But no one noticed the clear parallels to American politics in the 1890s until a historian named Henry Littlefield published an analysis of The Wonderful Wizard of Oz in 1964. For decades, people had dismissed Baum's book as a fairytale for children. But in fact, it carried strong messages about the biggest problems facing America at the end of the nineteenth century.
In the Wizard of Oz, Dorothy is an orphan living in Kansas, a dull, gray place that has lost its vibrancy. According to historian Quentin Taylor, Dorothy represents "each of us at our best – kind but self-respecting, guileless but levelheaded, wholesome but plucky." She is, in short, "the girl next door," and she represents the average American looking for a solution to her simple problems.
In the 1880s and 1890s, the state of Kansas was going through a terrible time. Droughts, harsh winters, and invading grasshoppers scorched the prairie. Devastated farmers blamed all sorts of forces: Wall Street, the railroads, politicians, or nature itself. In fact, the tribulations of America's farmers gave rise to the Populist movement, which promised solutions.

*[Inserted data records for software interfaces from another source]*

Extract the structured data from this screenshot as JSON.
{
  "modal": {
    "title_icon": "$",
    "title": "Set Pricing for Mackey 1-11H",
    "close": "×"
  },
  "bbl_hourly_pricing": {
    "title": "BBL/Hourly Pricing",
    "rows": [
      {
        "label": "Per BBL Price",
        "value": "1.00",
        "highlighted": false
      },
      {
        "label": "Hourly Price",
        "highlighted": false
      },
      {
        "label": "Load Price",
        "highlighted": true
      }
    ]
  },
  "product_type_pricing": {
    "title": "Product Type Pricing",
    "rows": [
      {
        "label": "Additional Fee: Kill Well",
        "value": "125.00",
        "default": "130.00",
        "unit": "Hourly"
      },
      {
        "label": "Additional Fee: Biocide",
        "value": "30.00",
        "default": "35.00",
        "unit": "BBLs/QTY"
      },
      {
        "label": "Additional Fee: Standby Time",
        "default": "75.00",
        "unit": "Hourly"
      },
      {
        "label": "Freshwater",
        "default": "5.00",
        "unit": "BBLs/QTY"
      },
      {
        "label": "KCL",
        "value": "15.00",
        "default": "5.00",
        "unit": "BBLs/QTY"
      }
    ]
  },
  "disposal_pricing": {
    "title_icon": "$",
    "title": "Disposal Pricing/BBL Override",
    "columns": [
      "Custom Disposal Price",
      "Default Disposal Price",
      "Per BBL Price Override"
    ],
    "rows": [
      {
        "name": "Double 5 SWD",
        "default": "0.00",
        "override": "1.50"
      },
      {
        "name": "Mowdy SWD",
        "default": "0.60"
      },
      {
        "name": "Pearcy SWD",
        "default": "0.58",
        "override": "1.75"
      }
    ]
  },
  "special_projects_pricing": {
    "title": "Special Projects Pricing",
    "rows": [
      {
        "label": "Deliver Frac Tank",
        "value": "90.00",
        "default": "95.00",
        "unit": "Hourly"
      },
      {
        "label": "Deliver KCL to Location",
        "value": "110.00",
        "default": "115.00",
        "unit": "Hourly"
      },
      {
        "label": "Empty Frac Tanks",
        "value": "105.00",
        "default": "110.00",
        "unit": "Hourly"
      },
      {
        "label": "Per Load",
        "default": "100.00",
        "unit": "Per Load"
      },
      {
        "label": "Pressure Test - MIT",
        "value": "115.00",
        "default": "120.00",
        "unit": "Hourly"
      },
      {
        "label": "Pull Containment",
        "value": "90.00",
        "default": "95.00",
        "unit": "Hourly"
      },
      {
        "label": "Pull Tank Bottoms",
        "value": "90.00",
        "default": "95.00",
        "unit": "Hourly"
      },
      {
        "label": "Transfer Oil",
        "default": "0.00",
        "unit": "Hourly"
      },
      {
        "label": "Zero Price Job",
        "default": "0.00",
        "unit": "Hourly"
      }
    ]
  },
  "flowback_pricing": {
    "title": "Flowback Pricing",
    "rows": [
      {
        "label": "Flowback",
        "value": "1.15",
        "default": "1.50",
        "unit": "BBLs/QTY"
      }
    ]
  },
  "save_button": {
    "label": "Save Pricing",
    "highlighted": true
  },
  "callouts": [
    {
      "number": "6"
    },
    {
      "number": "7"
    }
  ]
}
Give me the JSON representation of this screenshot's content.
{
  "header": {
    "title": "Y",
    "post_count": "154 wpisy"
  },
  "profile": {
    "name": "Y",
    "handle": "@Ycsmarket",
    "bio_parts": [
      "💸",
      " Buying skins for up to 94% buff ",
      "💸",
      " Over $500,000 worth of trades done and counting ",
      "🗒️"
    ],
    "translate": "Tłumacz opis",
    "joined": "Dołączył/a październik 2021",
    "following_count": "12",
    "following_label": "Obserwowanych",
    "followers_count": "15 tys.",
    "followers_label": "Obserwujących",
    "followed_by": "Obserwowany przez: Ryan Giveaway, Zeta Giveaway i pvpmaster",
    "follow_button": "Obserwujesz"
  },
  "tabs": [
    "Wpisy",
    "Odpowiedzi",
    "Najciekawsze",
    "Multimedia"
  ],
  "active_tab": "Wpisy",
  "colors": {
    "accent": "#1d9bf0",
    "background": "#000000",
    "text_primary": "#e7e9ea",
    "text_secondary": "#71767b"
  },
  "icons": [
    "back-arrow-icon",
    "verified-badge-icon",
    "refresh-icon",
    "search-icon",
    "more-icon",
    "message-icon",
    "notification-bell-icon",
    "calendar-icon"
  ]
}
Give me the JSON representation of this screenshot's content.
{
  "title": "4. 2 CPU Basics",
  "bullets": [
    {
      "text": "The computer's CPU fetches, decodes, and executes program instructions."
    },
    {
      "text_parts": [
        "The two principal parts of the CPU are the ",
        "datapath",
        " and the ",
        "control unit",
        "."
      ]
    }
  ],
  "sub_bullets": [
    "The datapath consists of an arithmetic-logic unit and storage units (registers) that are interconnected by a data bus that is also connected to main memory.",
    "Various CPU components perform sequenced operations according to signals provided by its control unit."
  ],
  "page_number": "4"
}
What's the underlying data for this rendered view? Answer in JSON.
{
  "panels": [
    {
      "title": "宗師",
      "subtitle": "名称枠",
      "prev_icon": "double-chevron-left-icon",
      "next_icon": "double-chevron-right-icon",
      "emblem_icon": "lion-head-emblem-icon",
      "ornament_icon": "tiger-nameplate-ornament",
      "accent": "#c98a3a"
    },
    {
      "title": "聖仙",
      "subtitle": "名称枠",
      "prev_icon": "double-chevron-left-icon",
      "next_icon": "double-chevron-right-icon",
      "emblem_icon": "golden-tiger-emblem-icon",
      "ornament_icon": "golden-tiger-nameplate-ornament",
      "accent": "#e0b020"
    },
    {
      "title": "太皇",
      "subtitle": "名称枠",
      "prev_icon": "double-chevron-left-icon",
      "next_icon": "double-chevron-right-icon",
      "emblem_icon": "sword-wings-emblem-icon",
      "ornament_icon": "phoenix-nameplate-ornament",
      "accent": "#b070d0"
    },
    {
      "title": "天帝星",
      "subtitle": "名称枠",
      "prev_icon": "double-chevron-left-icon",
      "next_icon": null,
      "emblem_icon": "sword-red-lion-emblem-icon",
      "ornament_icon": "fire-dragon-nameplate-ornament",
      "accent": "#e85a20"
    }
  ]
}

And The Wizard of Oz contained coded symbolism that supported Populism.
The poor Scarecrow in the Wizard of Oz is convinced that he doesn't have a brain. But his "terrible sense of inferiority and self doubt," according to Littlefield, is actually because of years of ridicule. In one 1896 article, for example, Kansas farmers were accused of "ignorance, irrationality and general muddle-headedness."
The Populist party, new to the scene at the end of the 1800s, was primarily made up of farmers who were mocked by everyone else. They were called deluded simpletons and radicals. But the Scarecrow proves that he isn't stupid – he shows common sense and resilience on the journey. The story implies that farmers are not as stupid as their political opponents suggest.
In the 1890s, the US was in the middle of an industrial revolution. And that shift created a lot of workers who weren't being treated well by their bosses. Enter Baum's Tin Woodman. He represents a dehumanized worker, who was literally turned into tin by the Wicked Witch of the East – the Tin Man was once a strong, healthy worker, but after the witch cursed him, he accidentally chopped off his own limbs. Each was replaced with tin, transforming the worker into the Tin Man.
The Tin Man represents factory workers who have lost their heart in the new economy. And the symbolism goes even deeper. The Tin Man is rusted when Dorothy first meets him, paralleling the high unemployment during the depression of the 1890s. But he is ready to work, as Dorothy demonstrates by giving him just a few drops of oil.